_Items from an interface collection:_
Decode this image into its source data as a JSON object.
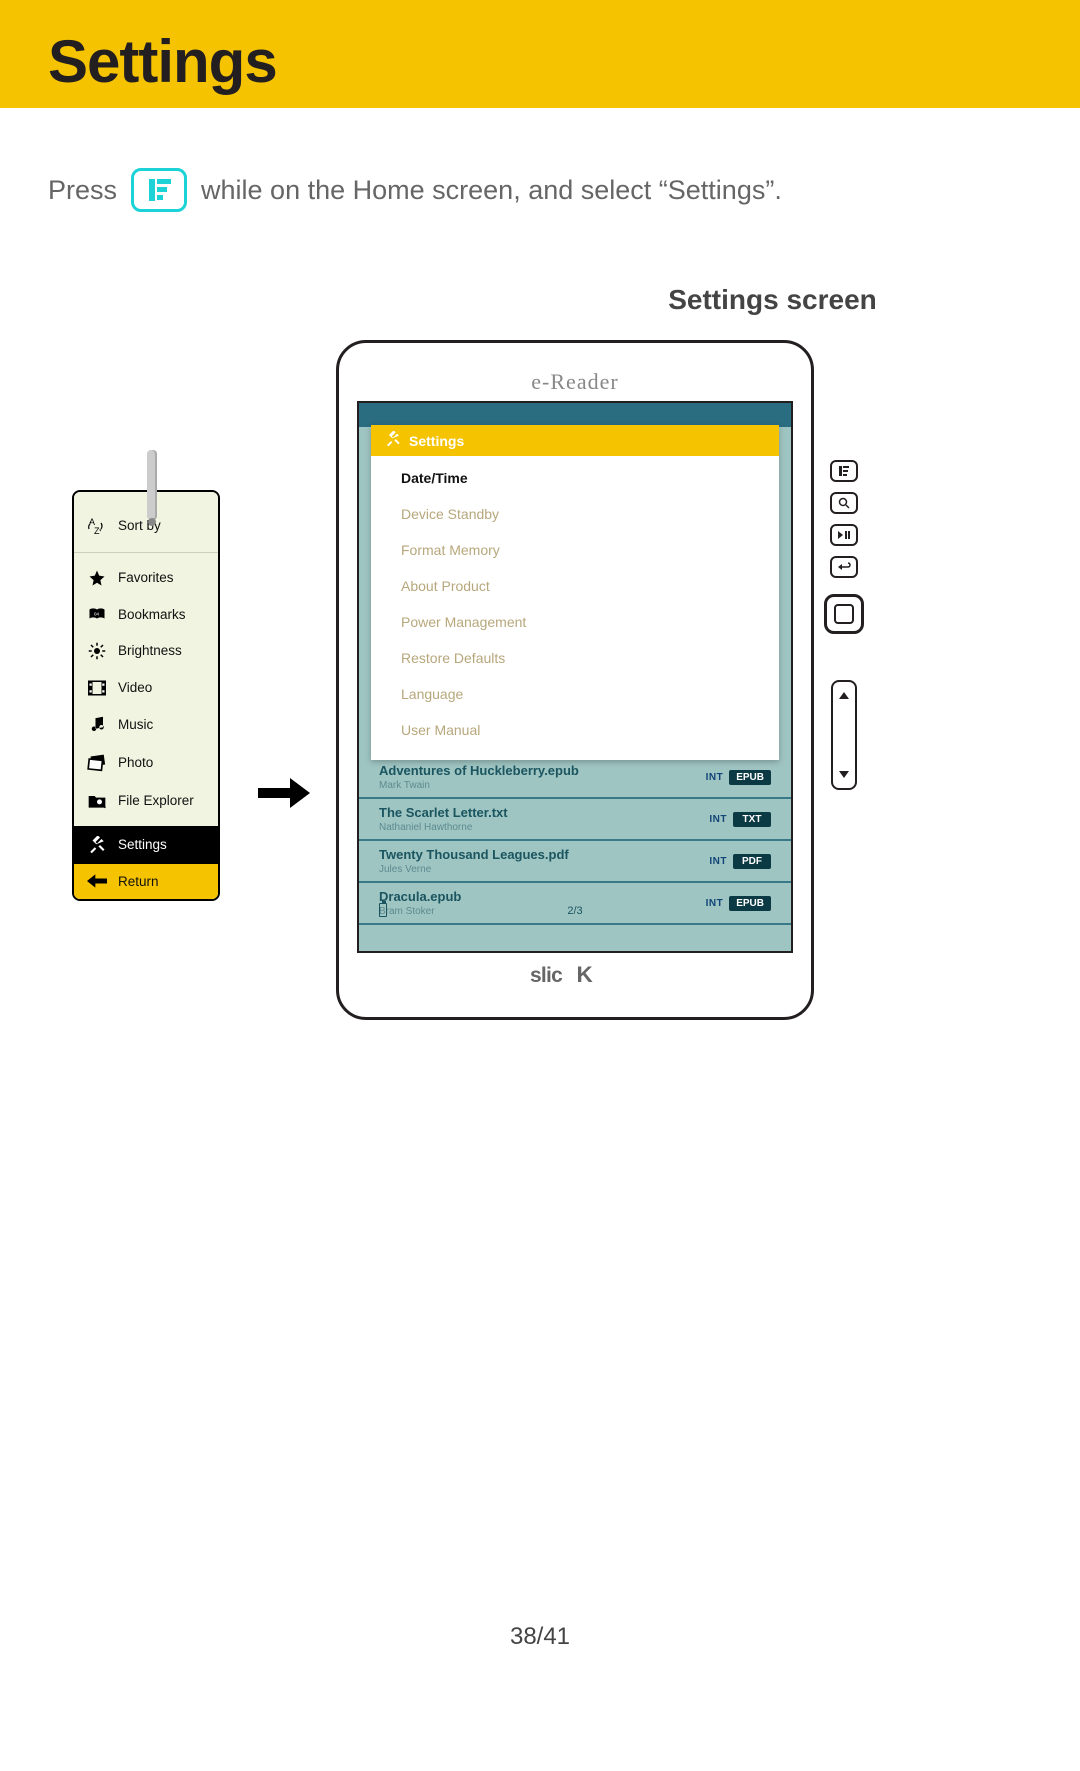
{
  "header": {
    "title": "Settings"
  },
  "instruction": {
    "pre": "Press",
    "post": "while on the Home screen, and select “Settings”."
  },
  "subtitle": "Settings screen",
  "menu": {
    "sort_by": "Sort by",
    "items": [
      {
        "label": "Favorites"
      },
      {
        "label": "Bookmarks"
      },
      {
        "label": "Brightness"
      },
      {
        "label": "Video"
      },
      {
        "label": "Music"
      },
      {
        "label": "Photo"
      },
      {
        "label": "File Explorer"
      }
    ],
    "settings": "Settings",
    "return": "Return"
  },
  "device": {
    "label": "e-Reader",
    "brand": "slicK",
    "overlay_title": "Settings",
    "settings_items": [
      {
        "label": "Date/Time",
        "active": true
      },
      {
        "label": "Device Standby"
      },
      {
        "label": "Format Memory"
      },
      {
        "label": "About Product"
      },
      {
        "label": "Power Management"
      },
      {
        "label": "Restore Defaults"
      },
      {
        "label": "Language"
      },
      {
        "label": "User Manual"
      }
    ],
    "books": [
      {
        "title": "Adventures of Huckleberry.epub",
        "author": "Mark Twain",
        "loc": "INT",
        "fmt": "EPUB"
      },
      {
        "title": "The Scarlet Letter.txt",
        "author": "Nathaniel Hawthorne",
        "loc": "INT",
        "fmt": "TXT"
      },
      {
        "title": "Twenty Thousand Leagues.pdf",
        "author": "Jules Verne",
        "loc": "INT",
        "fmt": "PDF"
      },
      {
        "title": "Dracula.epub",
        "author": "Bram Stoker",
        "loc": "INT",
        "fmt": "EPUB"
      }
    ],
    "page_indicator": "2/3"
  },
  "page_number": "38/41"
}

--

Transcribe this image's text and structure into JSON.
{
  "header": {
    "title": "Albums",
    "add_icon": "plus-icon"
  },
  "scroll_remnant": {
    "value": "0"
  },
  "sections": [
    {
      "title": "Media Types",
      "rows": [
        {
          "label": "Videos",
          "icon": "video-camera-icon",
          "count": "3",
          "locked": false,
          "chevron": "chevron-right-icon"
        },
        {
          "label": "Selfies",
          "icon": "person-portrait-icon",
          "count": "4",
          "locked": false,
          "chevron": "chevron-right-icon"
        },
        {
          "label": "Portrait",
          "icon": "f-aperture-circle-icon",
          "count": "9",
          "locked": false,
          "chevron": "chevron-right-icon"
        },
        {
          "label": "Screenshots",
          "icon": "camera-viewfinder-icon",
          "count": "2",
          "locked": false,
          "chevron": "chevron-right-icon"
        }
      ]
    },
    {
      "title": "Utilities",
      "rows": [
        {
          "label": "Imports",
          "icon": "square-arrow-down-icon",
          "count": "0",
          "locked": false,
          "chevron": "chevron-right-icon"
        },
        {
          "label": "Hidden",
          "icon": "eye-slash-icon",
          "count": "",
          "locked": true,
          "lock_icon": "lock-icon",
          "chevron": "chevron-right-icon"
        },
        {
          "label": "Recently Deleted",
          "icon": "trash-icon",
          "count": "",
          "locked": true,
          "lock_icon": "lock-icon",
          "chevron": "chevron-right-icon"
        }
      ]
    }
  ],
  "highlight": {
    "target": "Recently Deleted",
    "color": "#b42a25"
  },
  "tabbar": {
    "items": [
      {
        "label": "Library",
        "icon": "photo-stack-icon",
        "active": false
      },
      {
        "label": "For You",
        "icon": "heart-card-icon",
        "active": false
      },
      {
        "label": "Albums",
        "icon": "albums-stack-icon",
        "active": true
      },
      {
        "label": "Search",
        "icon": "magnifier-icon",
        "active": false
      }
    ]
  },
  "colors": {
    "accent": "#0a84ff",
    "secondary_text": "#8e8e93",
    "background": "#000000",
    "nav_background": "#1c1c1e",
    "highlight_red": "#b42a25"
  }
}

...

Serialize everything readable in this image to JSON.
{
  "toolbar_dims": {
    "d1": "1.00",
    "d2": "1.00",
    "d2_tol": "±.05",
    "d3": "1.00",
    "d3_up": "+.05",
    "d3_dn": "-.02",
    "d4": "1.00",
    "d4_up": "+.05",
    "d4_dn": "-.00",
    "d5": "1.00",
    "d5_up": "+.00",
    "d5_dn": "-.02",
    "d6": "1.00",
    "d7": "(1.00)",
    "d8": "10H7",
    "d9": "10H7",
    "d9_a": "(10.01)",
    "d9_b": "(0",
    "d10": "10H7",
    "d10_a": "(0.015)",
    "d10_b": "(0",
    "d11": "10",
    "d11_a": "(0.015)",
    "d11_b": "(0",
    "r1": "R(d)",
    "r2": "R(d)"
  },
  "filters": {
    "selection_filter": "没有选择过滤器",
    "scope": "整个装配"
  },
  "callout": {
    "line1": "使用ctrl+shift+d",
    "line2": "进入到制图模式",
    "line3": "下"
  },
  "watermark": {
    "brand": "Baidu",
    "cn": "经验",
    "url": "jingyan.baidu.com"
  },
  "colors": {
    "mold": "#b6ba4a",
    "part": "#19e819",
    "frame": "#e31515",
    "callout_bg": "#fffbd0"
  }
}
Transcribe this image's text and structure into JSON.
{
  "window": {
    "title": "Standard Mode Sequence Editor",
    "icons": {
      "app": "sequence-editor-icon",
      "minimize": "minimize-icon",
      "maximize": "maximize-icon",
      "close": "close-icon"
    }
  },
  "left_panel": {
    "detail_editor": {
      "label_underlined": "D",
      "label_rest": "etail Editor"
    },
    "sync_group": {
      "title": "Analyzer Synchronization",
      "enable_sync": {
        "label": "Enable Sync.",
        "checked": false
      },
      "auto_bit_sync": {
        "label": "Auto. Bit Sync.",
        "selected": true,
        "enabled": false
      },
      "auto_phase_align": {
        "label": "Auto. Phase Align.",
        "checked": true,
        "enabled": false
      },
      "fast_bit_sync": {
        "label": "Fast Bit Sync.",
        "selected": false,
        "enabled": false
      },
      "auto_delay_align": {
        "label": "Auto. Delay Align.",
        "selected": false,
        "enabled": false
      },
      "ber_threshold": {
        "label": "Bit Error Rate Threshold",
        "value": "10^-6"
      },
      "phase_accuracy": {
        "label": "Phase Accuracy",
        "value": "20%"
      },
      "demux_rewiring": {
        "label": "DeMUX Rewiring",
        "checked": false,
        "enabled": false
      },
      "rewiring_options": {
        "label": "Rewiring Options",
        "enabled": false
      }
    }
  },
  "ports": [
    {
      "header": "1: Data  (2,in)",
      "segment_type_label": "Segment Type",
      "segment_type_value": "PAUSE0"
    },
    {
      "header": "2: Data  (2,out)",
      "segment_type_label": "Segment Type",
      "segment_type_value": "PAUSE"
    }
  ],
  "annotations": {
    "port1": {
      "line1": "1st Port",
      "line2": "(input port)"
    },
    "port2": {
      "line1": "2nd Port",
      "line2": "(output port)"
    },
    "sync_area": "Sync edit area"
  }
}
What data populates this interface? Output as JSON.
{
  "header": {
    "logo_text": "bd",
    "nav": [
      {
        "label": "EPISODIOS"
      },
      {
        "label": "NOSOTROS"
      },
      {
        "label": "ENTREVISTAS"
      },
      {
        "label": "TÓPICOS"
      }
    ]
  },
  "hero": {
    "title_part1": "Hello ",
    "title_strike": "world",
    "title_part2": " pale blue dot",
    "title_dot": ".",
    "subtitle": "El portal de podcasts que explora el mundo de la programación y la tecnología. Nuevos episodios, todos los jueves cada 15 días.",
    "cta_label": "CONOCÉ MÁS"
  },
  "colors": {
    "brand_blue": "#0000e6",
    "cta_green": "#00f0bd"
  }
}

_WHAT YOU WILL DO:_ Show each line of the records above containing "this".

_PROBLEM SOLUTION:_
Decode this image into its source data as a JSON object.
Transcribe this image's text and structure into JSON.
Serialize everything readable in this image to JSON.
Transcribe this image's text and structure into JSON.
What data populates this interface? Output as JSON.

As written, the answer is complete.